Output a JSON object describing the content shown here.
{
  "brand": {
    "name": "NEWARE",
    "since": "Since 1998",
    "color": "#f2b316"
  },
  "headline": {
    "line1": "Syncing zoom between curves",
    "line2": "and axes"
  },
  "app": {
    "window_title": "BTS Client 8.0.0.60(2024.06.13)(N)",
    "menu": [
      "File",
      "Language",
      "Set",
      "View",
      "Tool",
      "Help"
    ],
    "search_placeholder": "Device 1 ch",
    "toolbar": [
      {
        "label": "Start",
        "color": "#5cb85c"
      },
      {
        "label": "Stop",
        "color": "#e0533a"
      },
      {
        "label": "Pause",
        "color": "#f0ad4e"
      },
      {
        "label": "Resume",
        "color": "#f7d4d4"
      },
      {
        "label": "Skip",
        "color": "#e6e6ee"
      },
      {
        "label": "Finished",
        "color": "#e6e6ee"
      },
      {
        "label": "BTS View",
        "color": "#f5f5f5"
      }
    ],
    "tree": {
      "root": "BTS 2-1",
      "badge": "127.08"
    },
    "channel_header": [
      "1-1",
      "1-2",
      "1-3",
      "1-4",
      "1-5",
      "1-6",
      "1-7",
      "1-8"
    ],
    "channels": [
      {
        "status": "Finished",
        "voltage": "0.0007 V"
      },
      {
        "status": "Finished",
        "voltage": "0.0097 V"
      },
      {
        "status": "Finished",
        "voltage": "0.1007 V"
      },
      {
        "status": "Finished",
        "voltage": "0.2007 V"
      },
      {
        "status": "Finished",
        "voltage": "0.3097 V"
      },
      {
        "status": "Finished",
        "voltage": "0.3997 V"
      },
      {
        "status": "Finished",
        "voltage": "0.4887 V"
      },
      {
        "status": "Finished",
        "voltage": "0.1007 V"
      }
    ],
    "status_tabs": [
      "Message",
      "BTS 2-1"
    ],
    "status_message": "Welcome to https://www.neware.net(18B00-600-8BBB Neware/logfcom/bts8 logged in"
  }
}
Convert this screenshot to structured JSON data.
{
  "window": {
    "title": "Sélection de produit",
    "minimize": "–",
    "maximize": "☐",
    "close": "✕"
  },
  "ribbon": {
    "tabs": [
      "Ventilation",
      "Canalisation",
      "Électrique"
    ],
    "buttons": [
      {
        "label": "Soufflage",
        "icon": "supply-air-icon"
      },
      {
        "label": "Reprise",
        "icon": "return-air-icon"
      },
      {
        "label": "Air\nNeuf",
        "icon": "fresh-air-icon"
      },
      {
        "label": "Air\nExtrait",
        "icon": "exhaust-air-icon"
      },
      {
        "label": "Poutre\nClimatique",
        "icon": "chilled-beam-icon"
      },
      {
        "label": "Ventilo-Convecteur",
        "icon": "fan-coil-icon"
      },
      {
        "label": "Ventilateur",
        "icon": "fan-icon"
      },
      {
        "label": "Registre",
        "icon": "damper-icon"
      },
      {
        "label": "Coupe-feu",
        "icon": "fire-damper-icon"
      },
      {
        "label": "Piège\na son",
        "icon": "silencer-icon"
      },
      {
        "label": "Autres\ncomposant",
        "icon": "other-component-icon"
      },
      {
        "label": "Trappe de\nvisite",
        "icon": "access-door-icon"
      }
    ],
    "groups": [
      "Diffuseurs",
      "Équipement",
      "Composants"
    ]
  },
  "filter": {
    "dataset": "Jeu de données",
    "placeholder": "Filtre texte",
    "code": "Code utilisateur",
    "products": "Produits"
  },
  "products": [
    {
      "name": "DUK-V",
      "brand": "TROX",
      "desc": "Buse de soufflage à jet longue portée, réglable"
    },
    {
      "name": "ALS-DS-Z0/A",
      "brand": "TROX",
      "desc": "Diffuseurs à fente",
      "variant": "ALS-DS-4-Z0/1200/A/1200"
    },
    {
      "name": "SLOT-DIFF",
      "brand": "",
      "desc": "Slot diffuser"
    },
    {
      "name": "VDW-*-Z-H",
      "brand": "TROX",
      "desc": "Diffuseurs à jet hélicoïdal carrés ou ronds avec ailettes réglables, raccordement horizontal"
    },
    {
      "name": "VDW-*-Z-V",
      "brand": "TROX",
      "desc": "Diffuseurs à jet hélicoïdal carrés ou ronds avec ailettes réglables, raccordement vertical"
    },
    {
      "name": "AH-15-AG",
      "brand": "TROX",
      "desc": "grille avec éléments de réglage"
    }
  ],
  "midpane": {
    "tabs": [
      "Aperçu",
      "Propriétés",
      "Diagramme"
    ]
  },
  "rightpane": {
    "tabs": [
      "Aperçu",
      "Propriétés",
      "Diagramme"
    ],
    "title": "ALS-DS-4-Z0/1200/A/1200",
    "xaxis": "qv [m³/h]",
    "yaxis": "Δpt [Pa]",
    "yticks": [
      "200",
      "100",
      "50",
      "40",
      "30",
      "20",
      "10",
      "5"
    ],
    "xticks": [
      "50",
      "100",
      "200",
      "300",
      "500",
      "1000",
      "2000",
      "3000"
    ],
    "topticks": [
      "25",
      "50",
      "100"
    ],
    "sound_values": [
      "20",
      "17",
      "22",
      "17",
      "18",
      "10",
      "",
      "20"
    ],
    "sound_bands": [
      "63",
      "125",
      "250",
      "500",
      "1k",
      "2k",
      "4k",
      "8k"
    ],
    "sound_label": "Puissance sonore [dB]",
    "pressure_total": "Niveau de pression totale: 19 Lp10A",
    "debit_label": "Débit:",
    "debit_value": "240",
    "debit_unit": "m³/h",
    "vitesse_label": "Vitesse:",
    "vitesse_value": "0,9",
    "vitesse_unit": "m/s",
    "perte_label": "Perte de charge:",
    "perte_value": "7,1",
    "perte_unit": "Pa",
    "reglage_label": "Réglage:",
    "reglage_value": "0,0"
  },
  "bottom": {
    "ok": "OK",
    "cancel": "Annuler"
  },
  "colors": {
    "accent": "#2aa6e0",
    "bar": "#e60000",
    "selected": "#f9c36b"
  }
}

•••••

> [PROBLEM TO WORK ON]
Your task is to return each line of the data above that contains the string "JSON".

> [OUTPUT FOR THIS TASK]
Output a JSON object describing the content shown here.
Convert this screenshot to structured JSON data.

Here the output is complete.